____ Available data
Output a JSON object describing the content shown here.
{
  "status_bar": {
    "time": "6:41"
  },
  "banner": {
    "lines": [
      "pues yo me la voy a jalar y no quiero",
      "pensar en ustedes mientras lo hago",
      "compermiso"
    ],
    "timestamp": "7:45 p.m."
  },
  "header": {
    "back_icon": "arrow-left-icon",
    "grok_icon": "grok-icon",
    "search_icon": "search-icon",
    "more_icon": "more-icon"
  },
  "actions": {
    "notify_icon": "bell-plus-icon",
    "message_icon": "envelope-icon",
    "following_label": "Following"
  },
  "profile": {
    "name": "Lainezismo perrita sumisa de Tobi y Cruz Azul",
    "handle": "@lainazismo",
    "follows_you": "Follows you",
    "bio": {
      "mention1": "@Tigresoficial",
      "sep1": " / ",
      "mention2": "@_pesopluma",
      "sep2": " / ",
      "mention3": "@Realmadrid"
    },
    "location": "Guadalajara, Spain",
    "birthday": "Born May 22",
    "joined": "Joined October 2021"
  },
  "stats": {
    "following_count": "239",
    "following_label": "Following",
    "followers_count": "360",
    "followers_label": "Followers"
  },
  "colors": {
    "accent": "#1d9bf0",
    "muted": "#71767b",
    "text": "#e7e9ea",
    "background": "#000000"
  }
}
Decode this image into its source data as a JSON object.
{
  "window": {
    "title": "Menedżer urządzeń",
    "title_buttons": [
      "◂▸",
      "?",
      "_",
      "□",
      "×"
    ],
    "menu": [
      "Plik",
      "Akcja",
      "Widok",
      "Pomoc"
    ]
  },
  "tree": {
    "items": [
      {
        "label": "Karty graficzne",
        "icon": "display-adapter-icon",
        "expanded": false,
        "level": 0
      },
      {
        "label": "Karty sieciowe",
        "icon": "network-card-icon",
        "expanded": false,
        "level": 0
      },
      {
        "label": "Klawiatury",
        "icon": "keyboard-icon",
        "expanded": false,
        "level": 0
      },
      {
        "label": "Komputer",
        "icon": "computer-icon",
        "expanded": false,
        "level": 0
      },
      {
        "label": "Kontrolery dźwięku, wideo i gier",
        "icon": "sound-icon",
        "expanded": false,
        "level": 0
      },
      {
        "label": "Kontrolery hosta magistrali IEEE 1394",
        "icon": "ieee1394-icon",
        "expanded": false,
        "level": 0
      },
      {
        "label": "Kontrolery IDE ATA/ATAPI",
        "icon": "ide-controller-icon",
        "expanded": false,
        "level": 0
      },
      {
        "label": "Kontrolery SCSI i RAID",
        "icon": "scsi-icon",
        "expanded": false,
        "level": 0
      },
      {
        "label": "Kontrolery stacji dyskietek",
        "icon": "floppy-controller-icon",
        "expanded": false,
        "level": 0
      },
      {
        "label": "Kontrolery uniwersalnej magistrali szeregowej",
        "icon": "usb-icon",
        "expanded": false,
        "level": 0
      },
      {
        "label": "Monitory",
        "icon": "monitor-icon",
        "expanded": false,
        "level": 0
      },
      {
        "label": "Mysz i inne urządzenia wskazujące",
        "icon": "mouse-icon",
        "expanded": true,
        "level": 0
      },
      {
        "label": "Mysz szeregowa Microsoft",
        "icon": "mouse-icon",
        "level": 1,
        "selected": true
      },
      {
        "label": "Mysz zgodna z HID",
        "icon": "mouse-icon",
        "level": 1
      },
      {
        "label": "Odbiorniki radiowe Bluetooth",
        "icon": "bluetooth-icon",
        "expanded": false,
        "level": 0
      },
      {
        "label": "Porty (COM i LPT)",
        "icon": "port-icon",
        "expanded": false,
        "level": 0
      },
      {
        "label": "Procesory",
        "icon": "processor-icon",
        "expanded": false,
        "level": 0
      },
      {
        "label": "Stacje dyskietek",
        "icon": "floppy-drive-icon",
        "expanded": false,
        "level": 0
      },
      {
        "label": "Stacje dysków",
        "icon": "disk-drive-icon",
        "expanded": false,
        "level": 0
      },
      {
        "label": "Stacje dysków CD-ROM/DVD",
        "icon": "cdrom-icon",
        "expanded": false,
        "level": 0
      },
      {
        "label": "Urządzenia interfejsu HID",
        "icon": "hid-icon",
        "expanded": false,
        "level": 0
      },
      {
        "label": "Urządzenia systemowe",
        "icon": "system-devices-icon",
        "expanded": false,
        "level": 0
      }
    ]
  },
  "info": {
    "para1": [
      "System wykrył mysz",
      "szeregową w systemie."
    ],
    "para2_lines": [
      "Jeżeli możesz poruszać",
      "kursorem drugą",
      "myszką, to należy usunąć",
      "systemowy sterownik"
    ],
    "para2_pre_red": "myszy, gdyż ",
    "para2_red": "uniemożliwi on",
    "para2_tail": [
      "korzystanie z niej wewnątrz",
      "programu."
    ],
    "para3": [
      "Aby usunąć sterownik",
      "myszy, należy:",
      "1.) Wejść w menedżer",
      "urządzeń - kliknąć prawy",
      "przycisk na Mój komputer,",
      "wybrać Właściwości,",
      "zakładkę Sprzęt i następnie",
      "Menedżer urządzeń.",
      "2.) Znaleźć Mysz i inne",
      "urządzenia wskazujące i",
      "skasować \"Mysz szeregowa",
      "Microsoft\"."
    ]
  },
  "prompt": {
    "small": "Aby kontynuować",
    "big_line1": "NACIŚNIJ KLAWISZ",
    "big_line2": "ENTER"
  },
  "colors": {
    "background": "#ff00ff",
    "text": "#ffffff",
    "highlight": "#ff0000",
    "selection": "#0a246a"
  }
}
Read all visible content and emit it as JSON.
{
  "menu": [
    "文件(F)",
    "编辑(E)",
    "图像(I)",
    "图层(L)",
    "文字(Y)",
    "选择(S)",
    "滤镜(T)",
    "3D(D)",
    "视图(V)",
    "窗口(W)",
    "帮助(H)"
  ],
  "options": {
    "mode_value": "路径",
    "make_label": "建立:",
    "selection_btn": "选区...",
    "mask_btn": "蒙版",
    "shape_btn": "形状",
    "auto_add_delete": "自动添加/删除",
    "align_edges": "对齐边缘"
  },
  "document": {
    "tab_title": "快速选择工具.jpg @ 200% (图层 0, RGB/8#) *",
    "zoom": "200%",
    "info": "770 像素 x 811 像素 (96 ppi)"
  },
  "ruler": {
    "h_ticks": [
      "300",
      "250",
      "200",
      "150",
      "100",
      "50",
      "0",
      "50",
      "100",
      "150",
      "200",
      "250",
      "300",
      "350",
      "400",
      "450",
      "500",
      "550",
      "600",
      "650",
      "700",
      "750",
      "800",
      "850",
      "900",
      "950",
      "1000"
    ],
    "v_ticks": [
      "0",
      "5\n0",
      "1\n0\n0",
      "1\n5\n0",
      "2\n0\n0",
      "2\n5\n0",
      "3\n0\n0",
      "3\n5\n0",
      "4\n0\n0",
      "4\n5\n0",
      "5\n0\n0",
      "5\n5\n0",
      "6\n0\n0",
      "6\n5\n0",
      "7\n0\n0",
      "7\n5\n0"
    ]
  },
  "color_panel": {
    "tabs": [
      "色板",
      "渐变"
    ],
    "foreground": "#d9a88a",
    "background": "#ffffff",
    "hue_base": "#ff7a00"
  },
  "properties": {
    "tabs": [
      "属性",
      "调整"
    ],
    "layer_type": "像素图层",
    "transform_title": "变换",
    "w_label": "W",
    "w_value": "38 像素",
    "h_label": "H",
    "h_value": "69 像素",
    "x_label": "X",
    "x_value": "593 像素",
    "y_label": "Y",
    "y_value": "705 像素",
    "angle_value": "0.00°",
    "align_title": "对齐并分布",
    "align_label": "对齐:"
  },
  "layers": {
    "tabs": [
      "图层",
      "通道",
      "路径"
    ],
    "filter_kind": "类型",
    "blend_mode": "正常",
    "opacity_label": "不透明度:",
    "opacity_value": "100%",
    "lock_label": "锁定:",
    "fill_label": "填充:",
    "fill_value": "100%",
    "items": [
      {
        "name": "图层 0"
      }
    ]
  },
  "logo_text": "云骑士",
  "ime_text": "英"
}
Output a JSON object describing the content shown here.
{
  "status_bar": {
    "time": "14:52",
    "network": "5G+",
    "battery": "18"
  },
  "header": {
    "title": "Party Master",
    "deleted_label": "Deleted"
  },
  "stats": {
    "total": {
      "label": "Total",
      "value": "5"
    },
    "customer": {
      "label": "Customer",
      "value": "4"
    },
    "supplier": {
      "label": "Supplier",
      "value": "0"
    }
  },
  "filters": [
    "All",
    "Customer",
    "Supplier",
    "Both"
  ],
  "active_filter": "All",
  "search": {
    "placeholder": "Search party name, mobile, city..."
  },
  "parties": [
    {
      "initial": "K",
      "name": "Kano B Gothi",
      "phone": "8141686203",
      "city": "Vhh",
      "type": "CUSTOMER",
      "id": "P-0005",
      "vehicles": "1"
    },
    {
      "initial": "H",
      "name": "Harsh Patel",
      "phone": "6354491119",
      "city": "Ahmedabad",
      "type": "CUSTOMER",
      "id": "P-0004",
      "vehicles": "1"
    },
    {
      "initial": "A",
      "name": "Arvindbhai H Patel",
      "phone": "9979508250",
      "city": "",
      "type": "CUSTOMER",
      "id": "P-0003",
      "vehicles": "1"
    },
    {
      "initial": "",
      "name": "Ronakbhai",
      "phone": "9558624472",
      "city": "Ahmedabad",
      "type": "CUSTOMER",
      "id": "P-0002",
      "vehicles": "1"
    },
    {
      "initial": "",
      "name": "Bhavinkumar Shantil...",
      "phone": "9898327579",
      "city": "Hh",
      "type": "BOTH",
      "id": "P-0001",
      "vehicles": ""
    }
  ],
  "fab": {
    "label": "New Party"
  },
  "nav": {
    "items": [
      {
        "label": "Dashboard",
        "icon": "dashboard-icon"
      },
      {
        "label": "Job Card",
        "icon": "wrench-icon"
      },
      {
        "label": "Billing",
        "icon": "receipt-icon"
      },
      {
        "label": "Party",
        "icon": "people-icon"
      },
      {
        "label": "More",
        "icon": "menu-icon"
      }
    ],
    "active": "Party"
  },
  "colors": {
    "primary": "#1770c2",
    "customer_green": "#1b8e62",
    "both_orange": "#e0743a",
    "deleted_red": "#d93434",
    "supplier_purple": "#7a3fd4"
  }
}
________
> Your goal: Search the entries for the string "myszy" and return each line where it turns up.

> Expected output:
    "para2_pre_red": "myszy, gdyż ",
      "myszy, należy:",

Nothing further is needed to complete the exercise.